Known for varietals such as Semillon and Shiraz, the Hunter region treasures numerous wineries including Roche Estate, Lindemans, Hope and Mount Pleasant among its more well-known names. But as you’re ambling along a country road and looking out at the patchwork of vineyards criss-crossing the hillside, there are many smaller. more intimate cellar doors with stories to tell and aperitifs to sample. Most wineries allow you to taste 6 of their wines from Chardonnay, Shiraz to a sweeter Moscato for $5 per head, often reimbursed if you purchase a bottle. In 2 days, you’ll have to pick carefully as it’s advised to do no more than 3-4 wineries a day. One of the easiest ways is to jump on a wine tour. Two Fat Blokes will take you on a half or a full day tour of their favourite wineries (which changes every tour) and finish up at their lip-smackingly delicious cheese shop where they’ll match a cheese for every wine sampled. It’s a fun bus ride for around 10 people, their commentary is cheerful and back at the ranch, their halloumi fries are the next best thing to come out of wine country.

Its the generosity of the Hunter that can make it tricky to know where to start; everything is so good and apart from satisfying your food cravings, there’s much to do and see. Just opposite Roche Estate (which used to be Tempus Two and who have fortunately retained a cellar door) is The Hunter Valley Gardens. Created by the Roche family in 1999, the sprawling acreage of the gardens is more like a nature lovers theme park. The garden features 10 themed display gardens from a childlike nursery rhyme garden to Chinese pergola with cherry blossoms, an Italian Grotto and evergreen English border garden missing only Mr Darcy. During winter and Christmas, there are spectacular light shows and holiday entertainment for the kids, but for grown ups all year round, a walk or mini train ride through the rambling garden scenery is like being a part of a landscaped mural. From here, it’s only a 5-minute walk to the serenely set out market village with a gorgeous selection of locally made wares and produce. From vibrant handwoven alpaca wooden capes, chilli liqueurs, honeypots and handmade chocolates, you’ll pick up some gorgeous local collectables.

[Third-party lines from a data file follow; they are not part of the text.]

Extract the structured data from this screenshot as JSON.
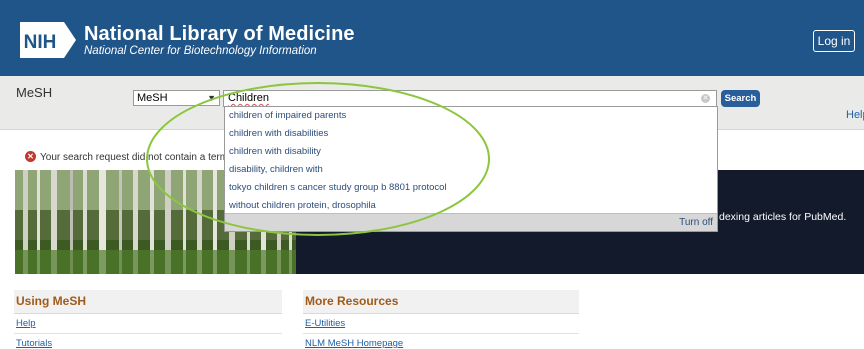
{
  "header": {
    "logo_text": "NIH",
    "title": "National Library of Medicine",
    "subtitle": "National Center for Biotechnology Information",
    "login_label": "Log in",
    "bg_color": "#20558a"
  },
  "search": {
    "db_label": "MeSH",
    "db_selected": "MeSH",
    "term_value": "Children",
    "search_label": "Search",
    "help_label": "Help"
  },
  "autocomplete": {
    "items": [
      "children of impaired parents",
      "children with disabilities",
      "children with disability",
      "disability, children with",
      "tokyo children s cancer study group b 8801 protocol",
      "without children protein, drosophila"
    ],
    "turn_off_label": "Turn off"
  },
  "warning": {
    "text": "Your search request did not contain a term."
  },
  "hero": {
    "text": "dexing articles for PubMed."
  },
  "using_mesh": {
    "title": "Using MeSH",
    "links": [
      "Help",
      "Tutorials"
    ]
  },
  "more_resources": {
    "title": "More Resources",
    "links": [
      "E-Utilities",
      "NLM MeSH Homepage"
    ]
  },
  "colors": {
    "accent": "#2a5e9b",
    "link": "#2060a7",
    "section_title": "#a05a1a",
    "annotation": "#8cc63f"
  },
  "icons": {
    "logo": "nih-logo",
    "clear": "clear-icon",
    "dropdown": "chevron-down-icon",
    "warning": "error-icon"
  }
}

There’s both a decadence and simplicity to the Hunter Valley, a romance experienced magnificently from the lofty heights of a balloon ride. The big open sky, rolling countryside, the earthiness of fruit picking plus the piles of fresh produce on offer at modish cafes, make the region so vastly distinct as a weekend getaway. It’s kind of a collision of natural beauty, modern food favourites and the age-old recipe written for the love of wine-making. So, back to a man named Audrey and the Wilkinson Winery, one of the oldest and most elegant, with sweeping views of the valleys that must make it to your list of stops for day 2. It’s enchanting history and sincere dedication to the craft, create one of the most wholesome and gentle tasting wines and a beautiful way to round off the weekend.

Tour Guide Tips For Hunter Valley

2 Comments on “Tour Guide Tips For Hunter Valley

Leave a Reply

%d bloggers like this: